PROVIDED DATA:
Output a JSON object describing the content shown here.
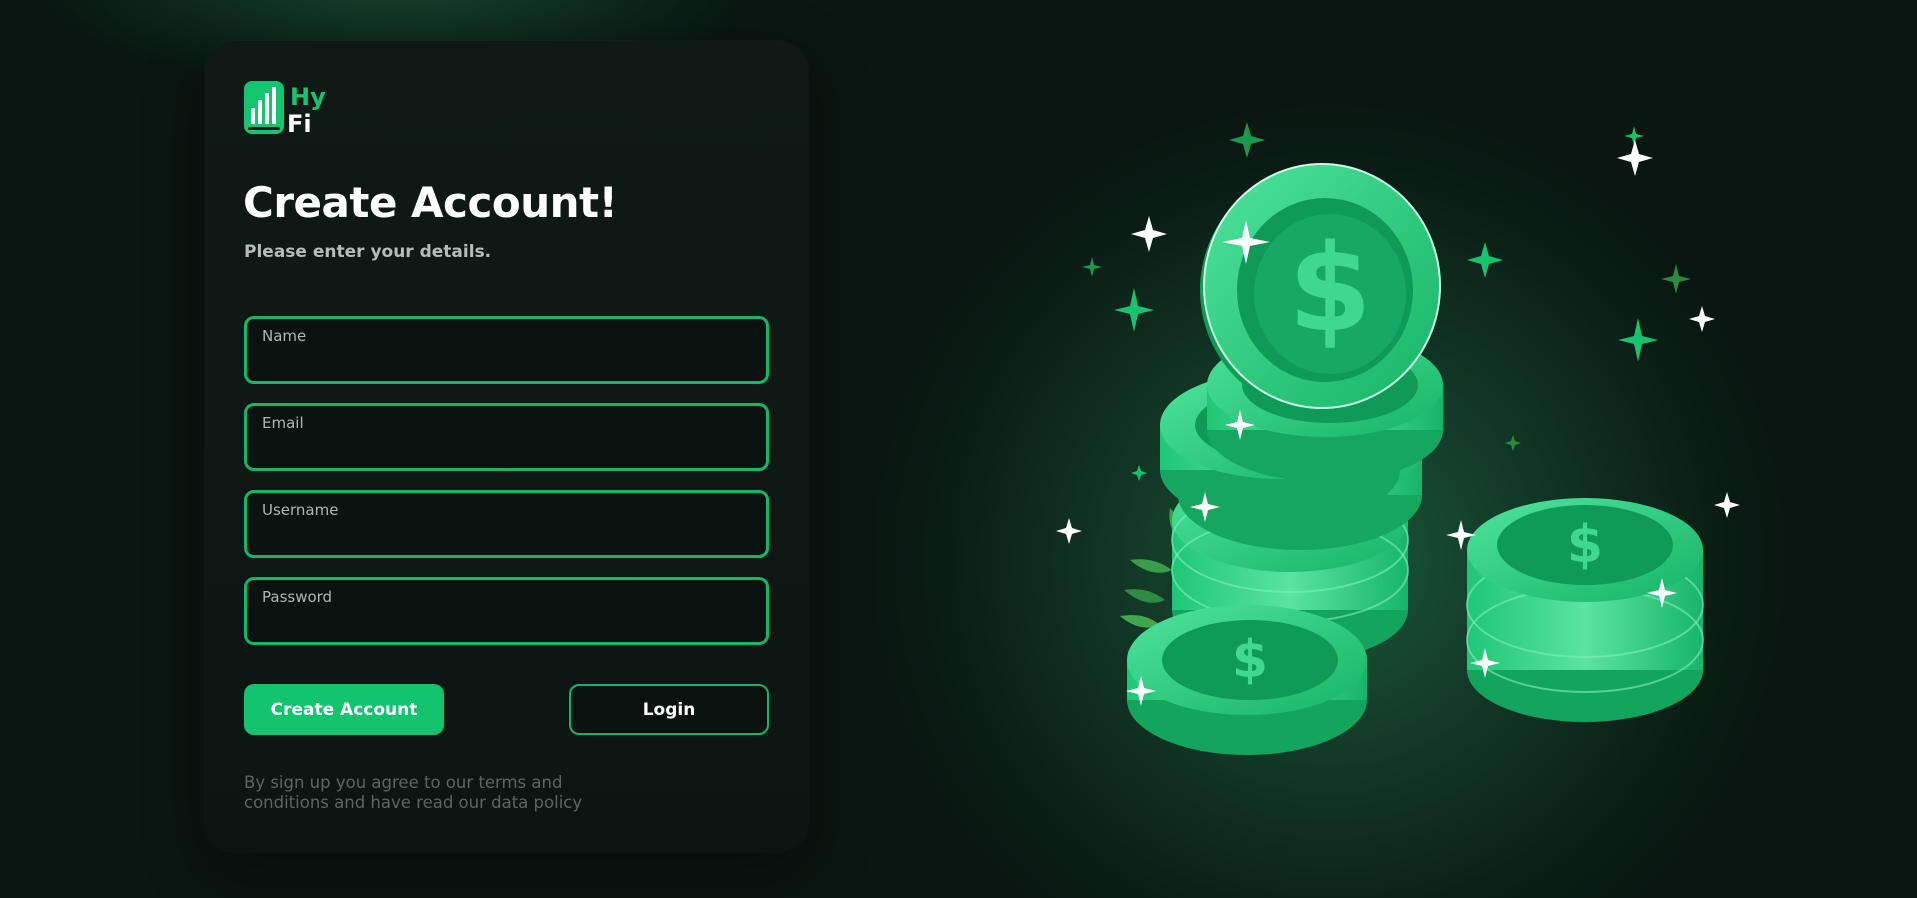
{
  "brand": {
    "logo_line1": "Hy",
    "logo_line2": "Fi",
    "accent_color": "#13c46f",
    "icon": "bar-chart-icon"
  },
  "form": {
    "title": "Create Account!",
    "subtitle": "Please enter your details.",
    "fields": [
      {
        "label": "Name",
        "value": ""
      },
      {
        "label": "Email",
        "value": ""
      },
      {
        "label": "Username",
        "value": ""
      },
      {
        "label": "Password",
        "value": ""
      }
    ],
    "create_button": "Create Account",
    "login_button": "Login",
    "terms": "By sign up you agree to our terms and conditions and have read our data policy"
  },
  "illustration": {
    "subject": "stacked-dollar-coins-icon",
    "colors": {
      "coin_light": "#3fd88e",
      "coin_mid": "#1fbf72",
      "coin_dark": "#0e9a57"
    }
  }
}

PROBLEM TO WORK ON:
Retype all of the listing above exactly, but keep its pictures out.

OUTPUT FOR THIS TASK:
Output a JSON object describing the content shown here.
{
  "brand": {
    "logo_line1": "Hy",
    "logo_line2": "Fi",
    "accent_color": "#13c46f",
    "icon": "bar-chart-icon"
  },
  "form": {
    "title": "Create Account!",
    "subtitle": "Please enter your details.",
    "fields": [
      {
        "label": "Name",
        "value": ""
      },
      {
        "label": "Email",
        "value": ""
      },
      {
        "label": "Username",
        "value": ""
      },
      {
        "label": "Password",
        "value": ""
      }
    ],
    "create_button": "Create Account",
    "login_button": "Login",
    "terms": "By sign up you agree to our terms and conditions and have read our data policy"
  },
  "illustration": {
    "subject": "stacked-dollar-coins-icon",
    "colors": {
      "coin_light": "#3fd88e",
      "coin_mid": "#1fbf72",
      "coin_dark": "#0e9a57"
    }
  }
}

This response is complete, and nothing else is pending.